Implementing Work-Life Balance Policies: A Case Study

Consider a mid-sized tech company, “InnovateTech,” that successfully implemented work-life balance initiatives. Initially facing high turnover rates and employee burnout, the company decided to take action:


  1. Flexible Scheduling:

InnovateTech introduced flexible work hours and remote work options. Employees could choose their start and end times, provided they met their weekly hour requirements and attended necessary meetings.


  1. Wellness Programs:

The company launched wellness programs, including yoga classes, mindfulness sessions, and gym memberships. They also offered healthy snacks and organised team-building activities focused on physical well-being.


  1. Paid Time Off:

InnovateTech restructured its vacation policy, encouraging employees to take at least two consecutive weeks off annually. They also implemented a no-contact policy during vacations to ensure employees fully disconnected from work.


  1. Leadership Training:

Managers received training on recognising signs of burnout and promoting a healthy work-life balance within their teams.
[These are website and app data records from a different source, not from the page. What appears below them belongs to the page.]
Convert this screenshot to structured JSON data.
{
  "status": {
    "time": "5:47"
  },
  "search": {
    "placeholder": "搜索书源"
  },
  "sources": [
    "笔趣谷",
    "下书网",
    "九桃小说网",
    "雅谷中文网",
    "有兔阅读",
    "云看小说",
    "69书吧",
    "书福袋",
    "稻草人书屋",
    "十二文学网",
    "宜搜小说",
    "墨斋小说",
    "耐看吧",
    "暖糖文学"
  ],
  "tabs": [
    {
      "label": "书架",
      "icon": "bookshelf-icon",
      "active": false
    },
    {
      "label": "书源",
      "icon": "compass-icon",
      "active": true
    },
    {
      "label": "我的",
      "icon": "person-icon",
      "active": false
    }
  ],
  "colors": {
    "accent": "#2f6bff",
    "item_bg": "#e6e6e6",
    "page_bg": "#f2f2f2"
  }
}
Leadership was encouraged to prioritise employee well-being in their management practices.


  1. Open Communication:

The company established regular check-ins where employees could discuss their workloads and any challenges they faced. This open dialogue allowed for timely adjustments and support.

The results were significant: employee satisfaction and retention rates improved, productivity increased, and the company’s reputation as a desirable employer strengthened.


Promoting work-life balance is not just a trendy concept but a necessary strategy for sustainable business success. By implementing flexible work arrangements, encouraging regular breaks, fostering a supportive culture, and setting realistic expectations, organisations can create a more balanced and productive work environment. As the case study of InnovateTech illustrates, these efforts can lead to happier, healthier employees and a more resilient, successful company. Investing in work-life balance is an investment in the future of both employees and the organisation.